1 tbsp fish sauce
2 teaspoons Korean chilli paste (Gochujang) or any chilli or Thai red curry paste will do)
3 cloves of garlic crushed
1 thumb sized piece of ginger roughly chopped
1/2 teaspoon of white pepper
1 Tablespoon low salt soy sauce (or Tamari for gluten intolerance)
1 tin water chestnuts
1 teaspoon of sesame oil
Large splash of Chinese rice wine or dry sherry
1/2 teaspoon of Bicarbonate of soda (optional)
Large handful of coriander ( roots and stalks too)
4-5 Spring onions finely chopped
1 medium Carrot finely diced
1-2 teaspoons of Sweetener or sugar
Juice of half a lime
In a small food processor roughly blitz the vegetables for the marinade and set aside.
Next blitz the pork into the texture of mincemeat and then return the veg to the bowl.
Add the rest of the marinade ingredients and mix thoroughly.
Place the mixture into a freezer bag and leave to marinade for as long as possible. Overnight is preferable but even twenty minutes will do.
Score the squid in a criss-cross pattern being careful not to cut straight through the flesh. Season with a pinch of salt and ground black pepper and rub with a splash of vegetable oil.
In a good nonstick frying pan heat a small splash of oil and stirfry the pork lightly for about 3 minutes. . Try not to overcook it as the pork fillet is very lean and will dry out quickly, remember it will need more cooking inside of the squid. Allow to cool slightly for a few minutes and then stuff the tube part of the squid with the pork mixture

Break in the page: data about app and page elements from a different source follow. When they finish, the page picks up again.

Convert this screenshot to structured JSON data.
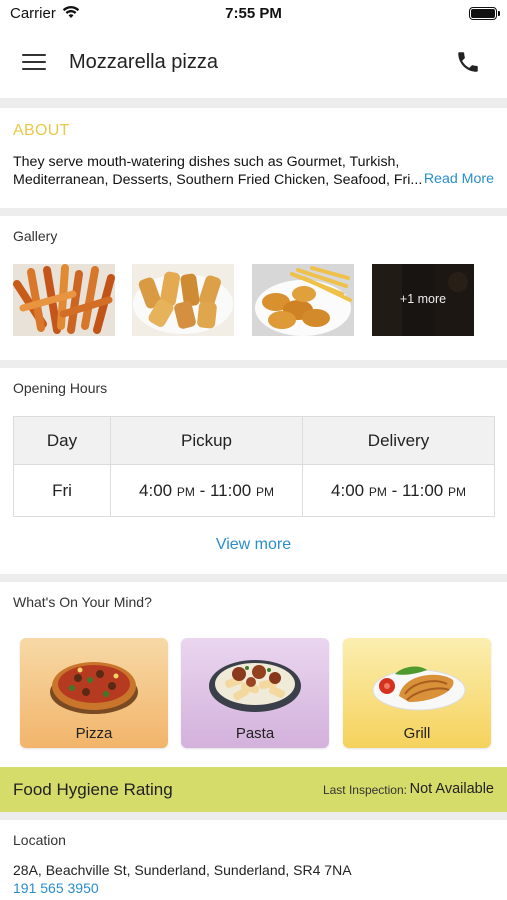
{
  "status_bar": {
    "carrier": "Carrier",
    "time": "7:55 PM"
  },
  "header": {
    "title": "Mozzarella pizza"
  },
  "about": {
    "heading": "ABOUT",
    "text": "They serve mouth-watering dishes such as Gourmet, Turkish, Mediterranean, Desserts, Southern Fried Chicken, Seafood, Fri...",
    "read_more": "Read More"
  },
  "gallery": {
    "label": "Gallery",
    "more_label": "+1 more"
  },
  "opening_hours": {
    "label": "Opening Hours",
    "headers": [
      "Day",
      "Pickup",
      "Delivery"
    ],
    "row": {
      "day": "Fri",
      "pickup_start": "4:00",
      "pickup_end": "11:00",
      "delivery_start": "4:00",
      "delivery_end": "11:00",
      "period": "PM"
    },
    "view_more": "View more"
  },
  "mind": {
    "label": "What's On Your Mind?",
    "categories": [
      {
        "label": "Pizza",
        "color_top": "#f7d9a6",
        "color_bottom": "#f2b46a"
      },
      {
        "label": "Pasta",
        "color_top": "#ead6ef",
        "color_bottom": "#d3b1dc"
      },
      {
        "label": "Grill",
        "color_top": "#fbeeb0",
        "color_bottom": "#f5d25c"
      }
    ]
  },
  "hygiene": {
    "title": "Food Hygiene Rating",
    "last_inspection_label": "Last Inspection:",
    "last_inspection_value": "Not Available"
  },
  "location": {
    "label": "Location",
    "address": "28A, Beachville St, Sunderland, Sunderland, SR4 7NA",
    "phone": "191 565 3950"
  },
  "colors": {
    "accent_blue": "#2a8ecb",
    "about_heading": "#e9c94a",
    "hygiene_bar": "#d6dc6a"
  }
}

Seal the squid parcel using a couple of toothpicks.
Heat a nonstick griddle pan and brush with a splash of vegetable oil (usually they say to oil the food not the pan as it can be too smoky but in this instance any smokiness will just add to the flavour)
When the pan is fiercely hot fry the stuffed squid and the tentacles (if using) on all sides to create the charred marks and then transfer to the oven and cook for about ten minutes until cooked through.
I initially thought this was going to be far too long as they usually say when cooking squid to either cook it low and slow or really fast to avoid it being rubbery. I think it is all going to depend on the size and how you like it to be honest. According to Stella in Vietnam they prefer the squid to be more on the chewy side. You could even just keep frying it on the griddle pan just be careful to make sure that the pork is cooked.
In the meantime lightly stir fry your serving vegetables and griddle your bok choy or whatever accompaniments you are using.
When cooked allow the squid to rest for a few minutes before carving it in thin slices at an angle.
Serve on top of the stirfried vegetables and bok choy.